Associate Professor and Research Assistant Professor, respectively, Environmental Studies Program, Dartmouth College, 6182 Steele Hall, Hanover, New Hampshire 03755.

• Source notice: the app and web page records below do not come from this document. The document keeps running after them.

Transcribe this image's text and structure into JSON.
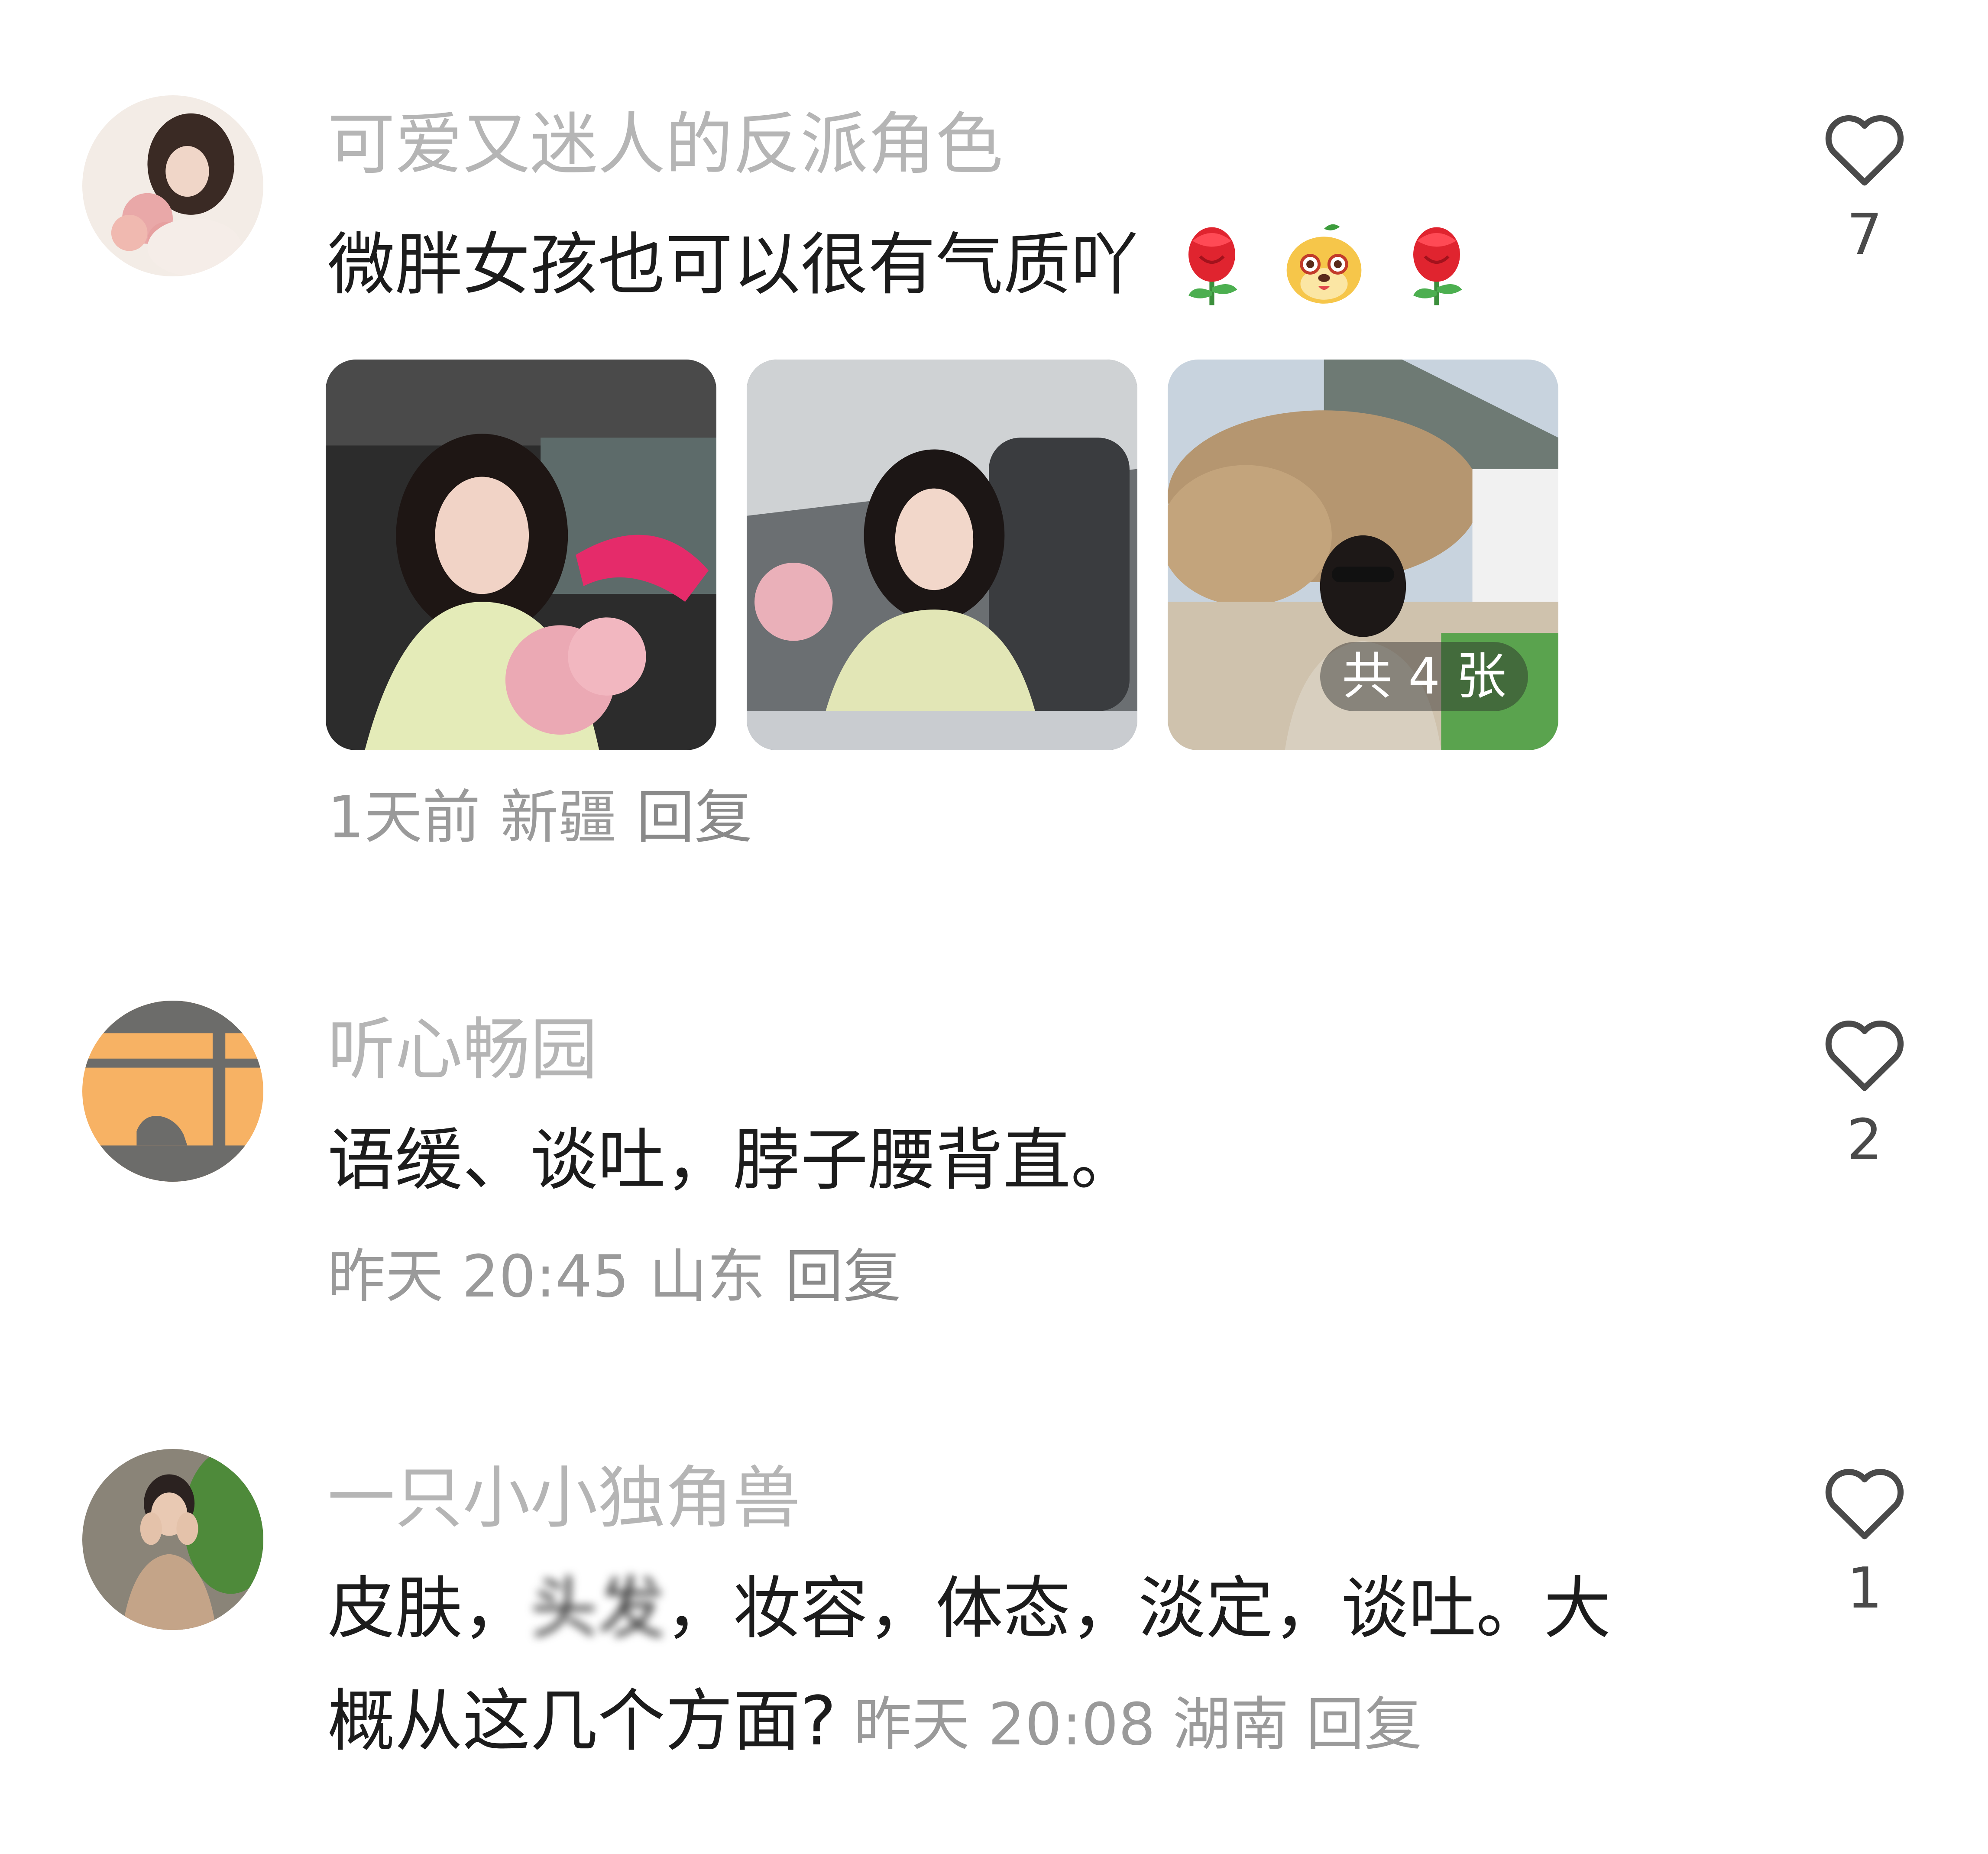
{
  "comments": [
    {
      "username": "可爱又迷人的反派角色",
      "text": "微胖女孩也可以很有气质吖",
      "emojis": [
        "rose-emoji",
        "dog-face-emoji",
        "rose-emoji"
      ],
      "photos": [
        "photo-1",
        "photo-2",
        "photo-3"
      ],
      "photo_count_label": "共 4 张",
      "time": "1天前",
      "location": "新疆",
      "reply_label": "回复",
      "likes": "7"
    },
    {
      "username": "听心畅园",
      "text": "语缓、谈吐，脖子腰背直。",
      "time": "昨天 20:45",
      "location": "山东",
      "reply_label": "回复",
      "likes": "2"
    },
    {
      "username": "一只小小独角兽",
      "text_line1_a": "皮肤，",
      "text_line1_blurred": "头发",
      "text_line1_b": "，妆容，体态，淡定，谈吐。大",
      "text_line2": "概从这几个方面?",
      "time": "昨天 20:08",
      "location": "湖南",
      "reply_label": "回复",
      "likes": "1"
    }
  ],
  "icons": {
    "like": "heart-outline-icon"
  },
  "colors": {
    "username": "#b5b5b5",
    "text": "#1c1c1c",
    "meta": "#9a9a9a",
    "heart": "#4a4a4a"
  }
}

Patterns and trends in forest elemental cycling can become more apparent in the presence of atmospheric perturbations. High-elevation forests of the northeastern United States have received large amounts of atmospheric deposition of pollutants, which have altered natural elemental cycling and retention rates in a variety of ways. This study examined atmospheric deposition of nitrogen, sulfur and base cations, and their interactions in a high-elevation forest on Whiteface Mountain, New York. Eight years of elemental cycling data (1986-1993) have shown that at our main study site (1050-m elevation), atmospheric deposition of N was approximately 16.7 kg N ha-1 yr-1, with 32 percent contributed by cloud water. Atmospheric deposition of S was 16.3 kg S ha-1 yr-1, with 37 percent contributed by cloud water. Total atmospheric inputs of nitrogen and sulfur to the forest canopy increased by a factor of four and five, respectively, over the elevational range of 600 to 1275 m, largely due to the increased importance of cloud water deposition at high elevations. At 1050-m elevation, analyses of total ecosystem inventories and cycling revealed that nitrogen and potassium are conserved or retained in the ecosystem while sulfur, calcium and magnesium show losses in a relatively undisturbed spruce-fir-birch ecosystem.